WORK INSTRUCTIONS: What you return must match the data exactly, line for line.

Website and app data records:

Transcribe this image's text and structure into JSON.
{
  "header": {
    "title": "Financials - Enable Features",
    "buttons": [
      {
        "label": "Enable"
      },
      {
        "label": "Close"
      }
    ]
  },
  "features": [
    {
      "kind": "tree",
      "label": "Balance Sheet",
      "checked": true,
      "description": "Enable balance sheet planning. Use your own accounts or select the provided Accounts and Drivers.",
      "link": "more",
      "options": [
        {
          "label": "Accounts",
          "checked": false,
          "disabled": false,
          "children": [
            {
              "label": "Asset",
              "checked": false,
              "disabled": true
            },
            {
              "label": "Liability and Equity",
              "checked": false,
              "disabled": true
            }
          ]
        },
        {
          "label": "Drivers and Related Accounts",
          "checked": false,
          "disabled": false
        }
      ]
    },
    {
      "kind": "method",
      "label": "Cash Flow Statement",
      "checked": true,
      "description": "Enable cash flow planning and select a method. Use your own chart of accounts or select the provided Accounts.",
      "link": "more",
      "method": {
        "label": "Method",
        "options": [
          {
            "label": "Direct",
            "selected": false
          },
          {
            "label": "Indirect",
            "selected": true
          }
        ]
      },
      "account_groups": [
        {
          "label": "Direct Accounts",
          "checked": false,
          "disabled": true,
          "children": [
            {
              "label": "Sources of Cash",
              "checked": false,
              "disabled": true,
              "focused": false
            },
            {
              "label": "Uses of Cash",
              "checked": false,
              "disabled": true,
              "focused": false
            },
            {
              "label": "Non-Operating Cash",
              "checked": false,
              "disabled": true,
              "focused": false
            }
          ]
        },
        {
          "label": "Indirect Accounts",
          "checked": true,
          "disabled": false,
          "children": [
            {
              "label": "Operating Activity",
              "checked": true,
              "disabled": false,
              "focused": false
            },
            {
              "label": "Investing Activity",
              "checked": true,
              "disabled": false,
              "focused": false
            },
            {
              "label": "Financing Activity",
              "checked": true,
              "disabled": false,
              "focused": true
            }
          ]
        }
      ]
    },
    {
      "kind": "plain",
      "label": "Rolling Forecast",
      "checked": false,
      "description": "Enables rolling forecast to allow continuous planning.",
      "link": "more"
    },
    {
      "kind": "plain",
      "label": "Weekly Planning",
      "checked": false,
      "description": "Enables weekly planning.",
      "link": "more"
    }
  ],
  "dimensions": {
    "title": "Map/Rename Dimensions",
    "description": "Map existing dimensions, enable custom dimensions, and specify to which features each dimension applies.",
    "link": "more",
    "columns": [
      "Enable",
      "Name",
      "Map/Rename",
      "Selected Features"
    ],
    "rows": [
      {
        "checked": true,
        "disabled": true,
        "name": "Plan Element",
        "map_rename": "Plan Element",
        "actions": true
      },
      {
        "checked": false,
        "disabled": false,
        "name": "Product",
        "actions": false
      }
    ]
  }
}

WORKED SOLUTION:
Transcribe this image's text and structure into JSON.
{
  "header": {
    "title": "Financials - Enable Features",
    "buttons": [
      {
        "label": "Enable"
      },
      {
        "label": "Close"
      }
    ]
  },
  "features": [
    {
      "kind": "tree",
      "label": "Balance Sheet",
      "checked": true,
      "description": "Enable balance sheet planning. Use your own accounts or select the provided Accounts and Drivers.",
      "link": "more",
      "options": [
        {
          "label": "Accounts",
          "checked": false,
          "disabled": false,
          "children": [
            {
              "label": "Asset",
              "checked": false,
              "disabled": true
            },
            {
              "label": "Liability and Equity",
              "checked": false,
              "disabled": true
            }
          ]
        },
        {
          "label": "Drivers and Related Accounts",
          "checked": false,
          "disabled": false
        }
      ]
    },
    {
      "kind": "method",
      "label": "Cash Flow Statement",
      "checked": true,
      "description": "Enable cash flow planning and select a method. Use your own chart of accounts or select the provided Accounts.",
      "link": "more",
      "method": {
        "label": "Method",
        "options": [
          {
            "label": "Direct",
            "selected": false
          },
          {
            "label": "Indirect",
            "selected": true
          }
        ]
      },
      "account_groups": [
        {
          "label": "Direct Accounts",
          "checked": false,
          "disabled": true,
          "children": [
            {
              "label": "Sources of Cash",
              "checked": false,
              "disabled": true,
              "focused": false
            },
            {
              "label": "Uses of Cash",
              "checked": false,
              "disabled": true,
              "focused": false
            },
            {
              "label": "Non-Operating Cash",
              "checked": false,
              "disabled": true,
              "focused": false
            }
          ]
        },
        {
          "label": "Indirect Accounts",
          "checked": true,
          "disabled": false,
          "children": [
            {
              "label": "Operating Activity",
              "checked": true,
              "disabled": false,
              "focused": false
            },
            {
              "label": "Investing Activity",
              "checked": true,
              "disabled": false,
              "focused": false
            },
            {
              "label": "Financing Activity",
              "checked": true,
              "disabled": false,
              "focused": true
            }
          ]
        }
      ]
    },
    {
      "kind": "plain",
      "label": "Rolling Forecast",
      "checked": false,
      "description": "Enables rolling forecast to allow continuous planning.",
      "link": "more"
    },
    {
      "kind": "plain",
      "label": "Weekly Planning",
      "checked": false,
      "description": "Enables weekly planning.",
      "link": "more"
    }
  ],
  "dimensions": {
    "title": "Map/Rename Dimensions",
    "description": "Map existing dimensions, enable custom dimensions, and specify to which features each dimension applies.",
    "link": "more",
    "columns": [
      "Enable",
      "Name",
      "Map/Rename",
      "Selected Features"
    ],
    "rows": [
      {
        "checked": true,
        "disabled": true,
        "name": "Plan Element",
        "map_rename": "Plan Element",
        "actions": true
      },
      {
        "checked": false,
        "disabled": false,
        "name": "Product",
        "actions": false
      }
    ]
  }
}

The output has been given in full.